Associate Professor
Chicago Medical School
Biochemistry and Molecular Biology
Room: 3.120
Building: BSB
Phone: 847.578.8507
Fax: 847.578.3240
Adrian.Gross@rosalindfranklin.edu
Research
Our lab studies the structure and function of ion channels, a family of membrane proteins that play many key roles in neuroscience and which are a major target of essential drugs used in clinical medicine.  More than a third of all genes in a typical genome code for membrane proteins, yet we know very little about their structure and function. Because ion movement across membranes can be measured with exquisite sensitivity, ion channels have always been at the vanguard of functional studies of membrane proteins, and as a consequence we have learned a great deal about how they function.  Until recently, however, ion channels, like so many other membrane proteins, had proven very difficult to study at the structural level.  Recent high-resolution descriptions of several ion channels have opened up the field of structure-function in ion channels, and we are now in a position to ask detailed questions about how function is achieved through structure in this essential class of proteins.  How do voltage-dependent ion channels sense the membrane potential?  Through what structural rearrangements do these channels achieve voltage-dependent ion flow across the membrane?  How can highly dynamic proteins maintain such outstanding control of what sorts of ions are allowed to pass?  These are some of the questions that we attempt to answer.  The lab uses both structural and functional approaches to address these questions.  The main structural techniques that we employ are X-ray crystallography and site-directed spin labeling, an emerging and powerful structural technique that is not limited to static structure, but instead is also capable of resolving dynamic structural changes that occur during function.  Given the highly dynamic nature of membrane proteins, it is essential that the structural technique used to study them be capable of resolving dynamic structural changes.  Our main functional approach is electrophysiology.  With electrophysiology, ion channels can be studied in real time as they undergo the structural rearrangements necessary for function.  By combining these powerful and yet complimentary techniques we are taking a multi-pronged approach to the long-term goal of achieving a mechanistic understanding of ion channel function.
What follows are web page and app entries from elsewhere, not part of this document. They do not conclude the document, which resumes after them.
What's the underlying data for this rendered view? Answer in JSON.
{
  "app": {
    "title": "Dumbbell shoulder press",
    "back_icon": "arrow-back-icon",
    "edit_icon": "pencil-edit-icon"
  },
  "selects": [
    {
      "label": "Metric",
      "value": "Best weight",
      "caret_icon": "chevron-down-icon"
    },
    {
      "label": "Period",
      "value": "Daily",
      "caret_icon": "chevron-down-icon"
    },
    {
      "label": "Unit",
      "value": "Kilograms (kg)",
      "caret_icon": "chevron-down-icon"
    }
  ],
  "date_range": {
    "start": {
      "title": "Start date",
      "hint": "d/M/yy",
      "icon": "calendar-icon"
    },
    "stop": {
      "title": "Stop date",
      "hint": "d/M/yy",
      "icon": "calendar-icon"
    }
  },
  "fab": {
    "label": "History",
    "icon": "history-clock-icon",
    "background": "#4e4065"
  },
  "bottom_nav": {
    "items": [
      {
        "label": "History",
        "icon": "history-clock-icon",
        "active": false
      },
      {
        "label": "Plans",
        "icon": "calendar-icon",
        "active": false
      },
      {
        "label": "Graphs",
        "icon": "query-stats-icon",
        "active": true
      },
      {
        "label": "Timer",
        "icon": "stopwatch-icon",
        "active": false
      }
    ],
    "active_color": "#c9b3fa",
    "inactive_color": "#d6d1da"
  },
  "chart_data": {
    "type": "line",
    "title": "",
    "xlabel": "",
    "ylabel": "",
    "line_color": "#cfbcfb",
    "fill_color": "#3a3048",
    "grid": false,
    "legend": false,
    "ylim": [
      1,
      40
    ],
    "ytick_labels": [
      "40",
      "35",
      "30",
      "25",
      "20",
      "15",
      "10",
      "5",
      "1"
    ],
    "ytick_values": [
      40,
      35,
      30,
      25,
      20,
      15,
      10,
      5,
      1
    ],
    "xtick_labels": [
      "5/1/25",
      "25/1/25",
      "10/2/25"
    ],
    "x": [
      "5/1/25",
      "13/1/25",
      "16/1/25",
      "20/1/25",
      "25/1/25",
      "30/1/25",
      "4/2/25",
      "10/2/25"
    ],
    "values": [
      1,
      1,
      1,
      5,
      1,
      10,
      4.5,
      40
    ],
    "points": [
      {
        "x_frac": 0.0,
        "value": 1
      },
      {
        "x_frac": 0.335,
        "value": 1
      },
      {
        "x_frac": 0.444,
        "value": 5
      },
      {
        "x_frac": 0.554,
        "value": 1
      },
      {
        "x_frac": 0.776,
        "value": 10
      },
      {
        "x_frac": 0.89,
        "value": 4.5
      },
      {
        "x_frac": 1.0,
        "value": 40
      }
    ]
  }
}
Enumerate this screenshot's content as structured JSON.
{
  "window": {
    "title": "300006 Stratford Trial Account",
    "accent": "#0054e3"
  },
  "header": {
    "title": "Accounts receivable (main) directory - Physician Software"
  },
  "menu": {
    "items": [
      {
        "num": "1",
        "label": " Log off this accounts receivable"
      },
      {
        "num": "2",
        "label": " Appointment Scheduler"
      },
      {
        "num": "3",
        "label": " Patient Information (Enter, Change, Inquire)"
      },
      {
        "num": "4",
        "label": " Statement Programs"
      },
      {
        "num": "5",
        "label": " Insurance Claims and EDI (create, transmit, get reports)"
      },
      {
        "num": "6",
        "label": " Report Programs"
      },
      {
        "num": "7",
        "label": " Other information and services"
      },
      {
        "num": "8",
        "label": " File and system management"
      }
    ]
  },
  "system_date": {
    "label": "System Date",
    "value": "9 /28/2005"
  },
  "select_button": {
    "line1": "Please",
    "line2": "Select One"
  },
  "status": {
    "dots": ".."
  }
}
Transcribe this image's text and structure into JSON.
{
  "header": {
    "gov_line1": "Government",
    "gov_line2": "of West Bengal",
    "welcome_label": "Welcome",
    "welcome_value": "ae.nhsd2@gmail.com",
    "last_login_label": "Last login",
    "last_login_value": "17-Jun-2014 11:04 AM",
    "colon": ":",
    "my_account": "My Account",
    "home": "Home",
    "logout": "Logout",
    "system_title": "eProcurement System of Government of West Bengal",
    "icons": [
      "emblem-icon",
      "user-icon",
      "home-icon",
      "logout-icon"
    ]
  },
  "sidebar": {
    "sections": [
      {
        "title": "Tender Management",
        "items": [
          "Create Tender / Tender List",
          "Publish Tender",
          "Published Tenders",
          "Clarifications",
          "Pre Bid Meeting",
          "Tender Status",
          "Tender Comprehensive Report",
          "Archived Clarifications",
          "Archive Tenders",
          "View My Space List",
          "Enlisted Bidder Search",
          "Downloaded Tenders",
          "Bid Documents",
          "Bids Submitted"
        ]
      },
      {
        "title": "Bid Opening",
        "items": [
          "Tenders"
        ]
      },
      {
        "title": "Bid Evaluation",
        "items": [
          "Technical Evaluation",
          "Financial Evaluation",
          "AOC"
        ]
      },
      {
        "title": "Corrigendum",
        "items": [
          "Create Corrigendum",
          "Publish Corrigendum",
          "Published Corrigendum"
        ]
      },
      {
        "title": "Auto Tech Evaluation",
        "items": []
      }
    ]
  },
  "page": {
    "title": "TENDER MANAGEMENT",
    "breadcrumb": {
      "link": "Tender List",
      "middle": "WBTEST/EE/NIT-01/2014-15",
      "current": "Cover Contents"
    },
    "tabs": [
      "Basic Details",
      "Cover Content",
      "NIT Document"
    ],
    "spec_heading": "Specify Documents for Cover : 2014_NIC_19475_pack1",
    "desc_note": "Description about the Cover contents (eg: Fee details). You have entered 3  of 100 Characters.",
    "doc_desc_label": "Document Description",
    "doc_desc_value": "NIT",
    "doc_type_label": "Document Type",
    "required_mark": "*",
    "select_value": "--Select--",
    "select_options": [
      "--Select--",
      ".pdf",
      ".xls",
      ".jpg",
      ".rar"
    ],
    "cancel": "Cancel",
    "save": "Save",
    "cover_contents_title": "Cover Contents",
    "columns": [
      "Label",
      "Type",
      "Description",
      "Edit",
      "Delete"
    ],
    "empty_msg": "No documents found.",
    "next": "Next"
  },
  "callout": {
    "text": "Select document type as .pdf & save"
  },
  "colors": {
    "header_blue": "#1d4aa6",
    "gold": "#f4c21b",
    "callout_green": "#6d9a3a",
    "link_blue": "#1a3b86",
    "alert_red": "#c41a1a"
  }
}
Life in Discovery
Important Links
3333 Green Bay Road, North Chicago, Il 60064-3095 • 847-578-3000